Wireless Local Area Networking Explained
Wireless Local Area Networking, also known as WLAN or Wi-Fi, is a modern technology that provides wireless access to the internet or other network resources within a specific area. In a traditional Local Area Network (LAN), a wired connection is used to establish connectivity among devices within a geographical location. However, with the rise of modern communication technologies, WLAN has emerged as a viable alternative to traditional LAN setups.
Wireless Local Area Networking uses radio waves to transmit data over short distances. These radio waves are typically in the range of 2.4GHz or 5GHz and can carry data at high speeds over the air. WLAN uses a wireless access point (WAP) to route traffic between devices and to connect the WLAN to the wider internet.
A WLAN setup typically consists of a few essential components. These are the wireless access point (WAP), network interface controllers, and devices that connect to the network. The WAP is the central hub that routes traffic between devices and connects the WLAN to the wider internet. Network interface controllers, such as wireless network cards or routers with built-in wireless capabilities, are used to connect devices to the WLAN. Finally, devices such as laptops, smartphones, and tablets connect to the WLAN using network interface controllers.
One of the primary advantages of WLAN is its flexibility. Unlike traditional LAN setups, WLAN does not require extensive wiring or physical connections between devices. This makes it ideal for situations where running cables is impractical or impossible.

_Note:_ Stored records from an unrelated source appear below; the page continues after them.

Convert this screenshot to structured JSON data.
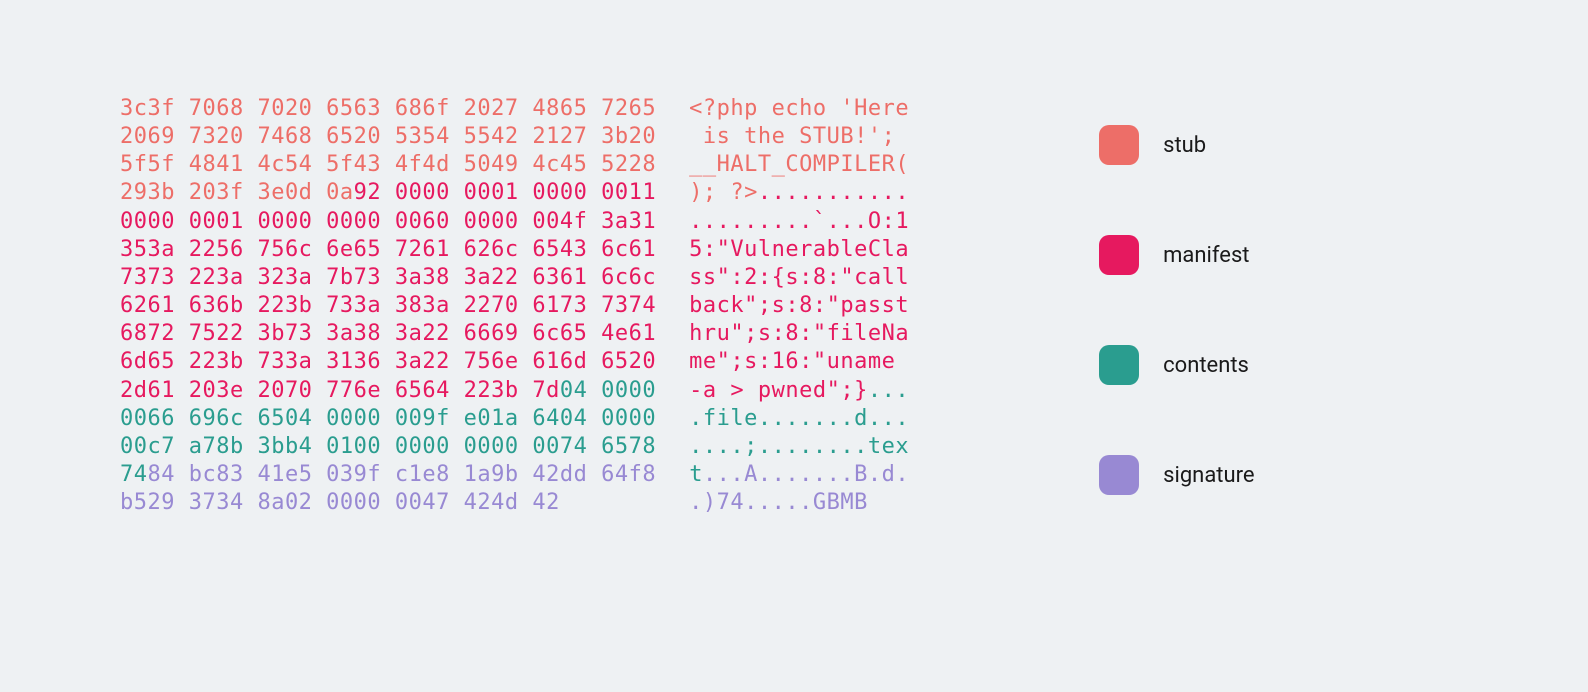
{
  "colors": {
    "stub": "#ed6e68",
    "manifest": "#e6195f",
    "contents": "#2a9d8f",
    "signature": "#9889d3"
  },
  "legend": {
    "stub": "stub",
    "manifest": "manifest",
    "contents": "contents",
    "signature": "signature"
  },
  "lines": [
    {
      "hex": [
        {
          "c": "stub",
          "t": "3c3f 7068 7020 6563 686f 2027 4865 7265"
        }
      ],
      "ascii": [
        {
          "c": "stub",
          "t": "<?php echo 'Here"
        }
      ]
    },
    {
      "hex": [
        {
          "c": "stub",
          "t": "2069 7320 7468 6520 5354 5542 2127 3b20"
        }
      ],
      "ascii": [
        {
          "c": "stub",
          "t": " is the STUB!'; "
        }
      ]
    },
    {
      "hex": [
        {
          "c": "stub",
          "t": "5f5f 4841 4c54 5f43 4f4d 5049 4c45 5228"
        }
      ],
      "ascii": [
        {
          "c": "stub",
          "t": "__HALT_COMPILER("
        }
      ]
    },
    {
      "hex": [
        {
          "c": "stub",
          "t": "293b 203f 3e0d 0a"
        },
        {
          "c": "manifest",
          "t": "92 0000 0001 0000 0011"
        }
      ],
      "ascii": [
        {
          "c": "stub",
          "t": "); ?>"
        },
        {
          "c": "manifest",
          "t": "..........."
        }
      ]
    },
    {
      "hex": [
        {
          "c": "manifest",
          "t": "0000 0001 0000 0000 0060 0000 004f 3a31"
        }
      ],
      "ascii": [
        {
          "c": "manifest",
          "t": ".........`...O:1"
        }
      ]
    },
    {
      "hex": [
        {
          "c": "manifest",
          "t": "353a 2256 756c 6e65 7261 626c 6543 6c61"
        }
      ],
      "ascii": [
        {
          "c": "manifest",
          "t": "5:\"VulnerableCla"
        }
      ]
    },
    {
      "hex": [
        {
          "c": "manifest",
          "t": "7373 223a 323a 7b73 3a38 3a22 6361 6c6c"
        }
      ],
      "ascii": [
        {
          "c": "manifest",
          "t": "ss\":2:{s:8:\"call"
        }
      ]
    },
    {
      "hex": [
        {
          "c": "manifest",
          "t": "6261 636b 223b 733a 383a 2270 6173 7374"
        }
      ],
      "ascii": [
        {
          "c": "manifest",
          "t": "back\";s:8:\"passt"
        }
      ]
    },
    {
      "hex": [
        {
          "c": "manifest",
          "t": "6872 7522 3b73 3a38 3a22 6669 6c65 4e61"
        }
      ],
      "ascii": [
        {
          "c": "manifest",
          "t": "hru\";s:8:\"fileNa"
        }
      ]
    },
    {
      "hex": [
        {
          "c": "manifest",
          "t": "6d65 223b 733a 3136 3a22 756e 616d 6520"
        }
      ],
      "ascii": [
        {
          "c": "manifest",
          "t": "me\";s:16:\"uname "
        }
      ]
    },
    {
      "hex": [
        {
          "c": "manifest",
          "t": "2d61 203e 2070 776e 6564 223b 7d"
        },
        {
          "c": "contents",
          "t": "04 0000"
        }
      ],
      "ascii": [
        {
          "c": "manifest",
          "t": "-a > pwned\";}"
        },
        {
          "c": "contents",
          "t": "..."
        }
      ]
    },
    {
      "hex": [
        {
          "c": "contents",
          "t": "0066 696c 6504 0000 009f e01a 6404 0000"
        }
      ],
      "ascii": [
        {
          "c": "contents",
          "t": ".file.......d..."
        }
      ]
    },
    {
      "hex": [
        {
          "c": "contents",
          "t": "00c7 a78b 3bb4 0100 0000 0000 0074 6578"
        }
      ],
      "ascii": [
        {
          "c": "contents",
          "t": "....;........tex"
        }
      ]
    },
    {
      "hex": [
        {
          "c": "contents",
          "t": "74"
        },
        {
          "c": "signature",
          "t": "84 bc83 41e5 039f c1e8 1a9b 42dd 64f8"
        }
      ],
      "ascii": [
        {
          "c": "contents",
          "t": "t"
        },
        {
          "c": "signature",
          "t": "...A.......B.d."
        }
      ]
    },
    {
      "hex": [
        {
          "c": "signature",
          "t": "b529 3734 8a02 0000 0047 424d 42"
        }
      ],
      "ascii": [
        {
          "c": "signature",
          "t": ".)74.....GBMB"
        }
      ]
    }
  ]
}
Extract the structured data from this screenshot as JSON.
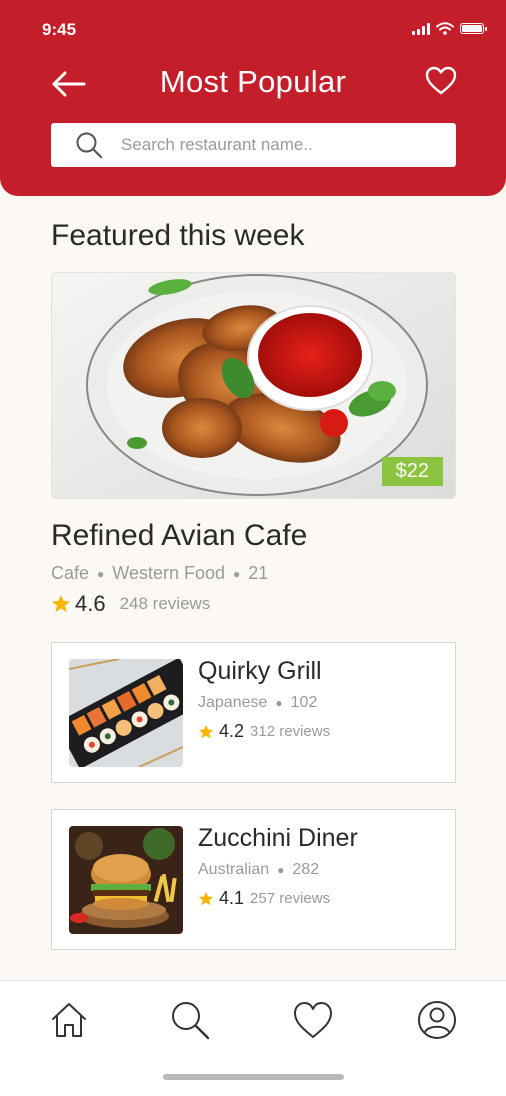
{
  "status_bar": {
    "time": "9:45"
  },
  "header": {
    "title": "Most Popular",
    "back_icon": "arrow-left-icon",
    "favorite_icon": "heart-icon"
  },
  "search": {
    "placeholder": "Search restaurant name..",
    "value": ""
  },
  "section_title": "Featured this week",
  "featured": {
    "price": "$22",
    "name": "Refined Avian Cafe",
    "category": "Cafe",
    "cuisine": "Western Food",
    "count": "21",
    "rating": "4.6",
    "reviews": "248 reviews",
    "image": "grilled-chicken-wings-photo"
  },
  "restaurants": [
    {
      "name": "Quirky Grill",
      "cuisine": "Japanese",
      "count": "102",
      "rating": "4.2",
      "reviews": "312 reviews",
      "image": "sushi-platter-photo"
    },
    {
      "name": "Zucchini Diner",
      "cuisine": "Australian",
      "count": "282",
      "rating": "4.1",
      "reviews": "257 reviews",
      "image": "burger-fries-photo"
    }
  ],
  "bottom_nav": [
    "home-icon",
    "search-icon",
    "heart-icon",
    "profile-icon"
  ],
  "colors": {
    "primary": "#c41e2a",
    "price_badge": "#8dc43f",
    "star": "#f7b500",
    "background": "#fcf9f4"
  }
}
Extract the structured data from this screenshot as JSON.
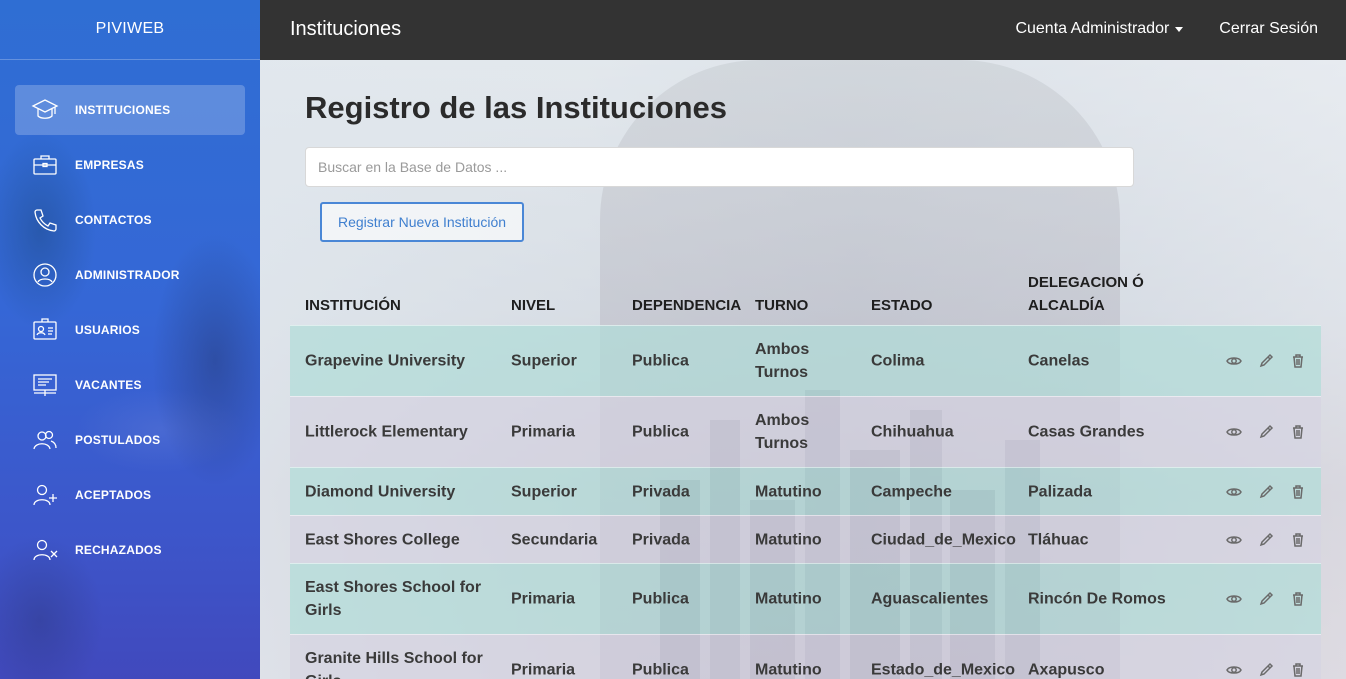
{
  "app": {
    "brand": "PIVIWEB"
  },
  "sidebar": {
    "items": [
      {
        "label": "INSTITUCIONES",
        "icon": "graduation-cap-icon",
        "active": true
      },
      {
        "label": "EMPRESAS",
        "icon": "briefcase-icon",
        "active": false
      },
      {
        "label": "CONTACTOS",
        "icon": "phone-icon",
        "active": false
      },
      {
        "label": "ADMINISTRADOR",
        "icon": "user-circle-icon",
        "active": false
      },
      {
        "label": "USUARIOS",
        "icon": "id-card-icon",
        "active": false
      },
      {
        "label": "VACANTES",
        "icon": "presentation-board-icon",
        "active": false
      },
      {
        "label": "POSTULADOS",
        "icon": "users-icon",
        "active": false
      },
      {
        "label": "ACEPTADOS",
        "icon": "user-plus-icon",
        "active": false
      },
      {
        "label": "RECHAZADOS",
        "icon": "user-x-icon",
        "active": false
      }
    ]
  },
  "topbar": {
    "title": "Instituciones",
    "account_label": "Cuenta Administrador",
    "logout_label": "Cerrar Sesión"
  },
  "main": {
    "title": "Registro de las Instituciones",
    "search_placeholder": "Buscar en la Base de Datos ...",
    "register_button": "Registrar Nueva Institución"
  },
  "table": {
    "headers": [
      "INSTITUCIÓN",
      "NIVEL",
      "DEPENDENCIA",
      "TURNO",
      "ESTADO",
      "DELEGACION Ó ALCALDÍA"
    ],
    "rows": [
      [
        "Grapevine University",
        "Superior",
        "Publica",
        "Ambos Turnos",
        "Colima",
        "Canelas"
      ],
      [
        "Littlerock Elementary",
        "Primaria",
        "Publica",
        "Ambos Turnos",
        "Chihuahua",
        "Casas Grandes"
      ],
      [
        "Diamond University",
        "Superior",
        "Privada",
        "Matutino",
        "Campeche",
        "Palizada"
      ],
      [
        "East Shores College",
        "Secundaria",
        "Privada",
        "Matutino",
        "Ciudad_de_Mexico",
        "Tláhuac"
      ],
      [
        "East Shores School for Girls",
        "Primaria",
        "Publica",
        "Matutino",
        "Aguascalientes",
        "Rincón De Romos"
      ],
      [
        "Granite Hills School for Girls",
        "Primaria",
        "Publica",
        "Matutino",
        "Estado_de_Mexico",
        "Axapusco"
      ]
    ],
    "row_actions": [
      "eye-icon",
      "pencil-icon",
      "trash-icon"
    ]
  },
  "colors": {
    "sidebar_top": "#2f6ed3",
    "sidebar_bottom": "#4149bd",
    "topbar": "#333333",
    "accent": "#4a87d6",
    "row_teal": "#b2dcd8",
    "row_lavender": "#d6d4e2"
  }
}
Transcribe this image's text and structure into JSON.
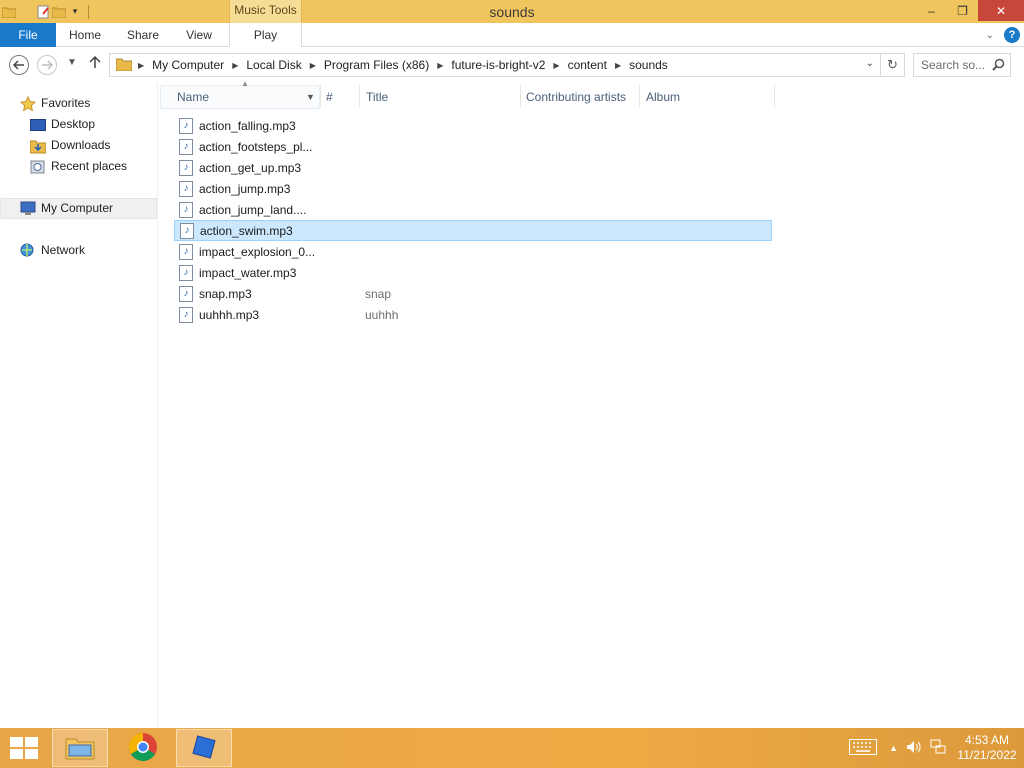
{
  "window": {
    "title": "sounds",
    "context_tab_header": "Music Tools",
    "buttons": {
      "minimize": "–",
      "restore": "❐",
      "close": "✕"
    }
  },
  "ribbon": {
    "tabs": [
      "File",
      "Home",
      "Share",
      "View",
      "Play"
    ]
  },
  "address": {
    "crumbs": [
      "My Computer",
      "Local Disk",
      "Program Files (x86)",
      "future-is-bright-v2",
      "content",
      "sounds"
    ],
    "search_placeholder": "Search so..."
  },
  "nav_pane": {
    "favorites_label": "Favorites",
    "favorites": [
      "Desktop",
      "Downloads",
      "Recent places"
    ],
    "my_computer": "My Computer",
    "network": "Network"
  },
  "columns": {
    "name": "Name",
    "number": "#",
    "title": "Title",
    "contributing_artists": "Contributing artists",
    "album": "Album"
  },
  "files": [
    {
      "name": "action_falling.mp3",
      "title": ""
    },
    {
      "name": "action_footsteps_pl...",
      "title": ""
    },
    {
      "name": "action_get_up.mp3",
      "title": ""
    },
    {
      "name": "action_jump.mp3",
      "title": ""
    },
    {
      "name": "action_jump_land....",
      "title": ""
    },
    {
      "name": "action_swim.mp3",
      "title": "",
      "selected": true
    },
    {
      "name": "impact_explosion_0...",
      "title": ""
    },
    {
      "name": "impact_water.mp3",
      "title": ""
    },
    {
      "name": "snap.mp3",
      "title": "snap"
    },
    {
      "name": "uuhhh.mp3",
      "title": "uuhhh"
    }
  ],
  "taskbar": {
    "time": "4:53 AM",
    "date": "11/21/2022"
  }
}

Moreover, WLANs can be set up quickly and easily, making it a popular choice for home users and small businesses.
WLAN offers several benefits over traditional LAN setups. One of the primary advantages is increased mobility. Since WLANs do not rely on physical connections between devices, users can move around freely within the network area without worrying about cables. This makes WLAN ideal for users who need to move around a lot, such as students, business travelers, and employees who work from home.
Another key advantage of WLAN is its scalability. Since WLAN is a wireless technology, it can be easily expanded or contracted as needed. This makes it ideal for businesses that require flexible networking solutions, such as companies with fluctuating staffing levels or those that need to accommodate multiple devices.
In conclusion, Wireless Local Area Networking is a modern technology that provides wireless access to the internet or other network resources within a specific area. It uses radio waves to transmit data over short distances, and it is highly flexible and scalable. WLAN offers several advantages over traditional LAN setups, including increased mobility and scalability, making it an ideal choice for home users, small businesses, and enterprises alike.